As you probably know by now SQL Server 2012 was launched last week, Microsoft had an online launch event that was pretty spectacular but has also drawn some criticism following the event because the online platform initially struggled to cope with the load of 45,000 plus users. You can view the keynote and some of the sessions on the SQL Server launch website We also had a release to manufacturing (RTM) this week. SQL Server 2012 is available to download on MSDN and has been available on there since the 7th March. SQL Server 2012 is on general release from the 1st April.
If you follow the SQL Server community on twitter, you will no doubt have seen a fair number number of SQL Server professional have downloaded and installed SQL Server 2012 RTM in their ‘sandpit’ or ‘test’ type environments. I have seen a few tweets over the weekend that suggest people have downloaded and installed the new version in their own time, probably on their own test kit. These are the people who are investing in their future and trying to keep ahead of the curve. Not everyone is a surfer though and not everyone likes to be in front of the wave, and not everyone, companies in particular, like to be on the bleeding edge.
Many of my clients like their SQL Server platform to be stable, SQL Server 2005, SQL Server 2008 and SQ Server 2008 R2 are pretty stable and as such many of my clients have shown no interest in upgrading to SQL Server 2012 any time soon, they may plan to upgrade in twelve to eighteen months time but for now they are staying put. Some organisations might prefer to wait for perhaps the first service pack before they would consider upgrading their production systems to the new version, they are of the opinion that any early bugs or major bugs will be fixed with the Service Pack. They have a perception that the product will be more stable by the time the product has a service pack. I have other clients who want to use the new AlwaysOn features as soon as possible and are currently the process of planning to upgrade.
I have also seen a few people on twitter asking questions about possible bugs in the RTM release. Don’t look so shocked, we work in the software industry and all software has ‘bugs’ and it should not be a shock that SQL Server has some too. It was these bugs though, that got me thinking and asking some questions, I think it these bugs or perceived these bugs that put off some organisations from upgrading when the RTM version becomes available. So these are my questions…

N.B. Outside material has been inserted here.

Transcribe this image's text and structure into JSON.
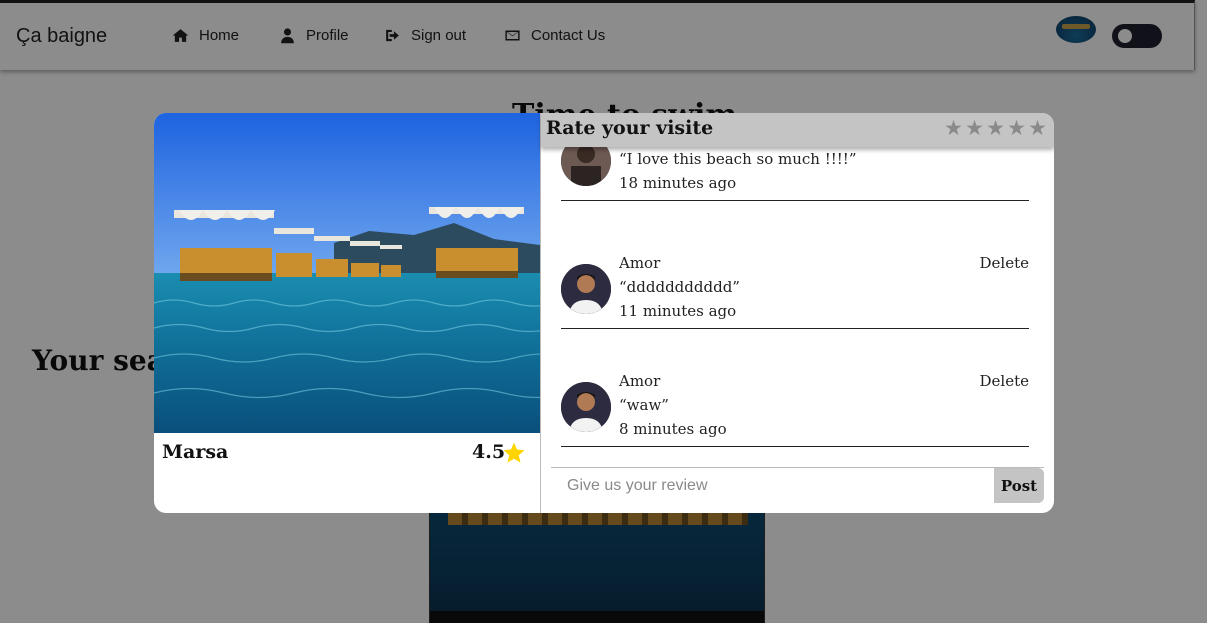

- Do people have solid plans in place to upgrade to SQL Server 2012?
- If so what is the time scale?
I know organisations planning on doing this in the next few months and I have others who have a ‘policy’ that states they will be waiting until the first service pack before they would consider upgrading. I guess I’m just trying to get a feel for how many people are looking to put SQL Server 2012 in production now or later or more likely somewhere in between.

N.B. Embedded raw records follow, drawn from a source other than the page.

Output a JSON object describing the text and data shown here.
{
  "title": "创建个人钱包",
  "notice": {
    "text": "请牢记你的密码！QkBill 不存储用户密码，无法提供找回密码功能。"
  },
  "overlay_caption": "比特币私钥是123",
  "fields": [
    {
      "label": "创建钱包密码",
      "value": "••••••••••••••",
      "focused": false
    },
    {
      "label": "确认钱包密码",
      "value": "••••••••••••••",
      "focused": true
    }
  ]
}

Please do leave a comment with your timescales or thoughts on this subject. I’d more than interested to hear your views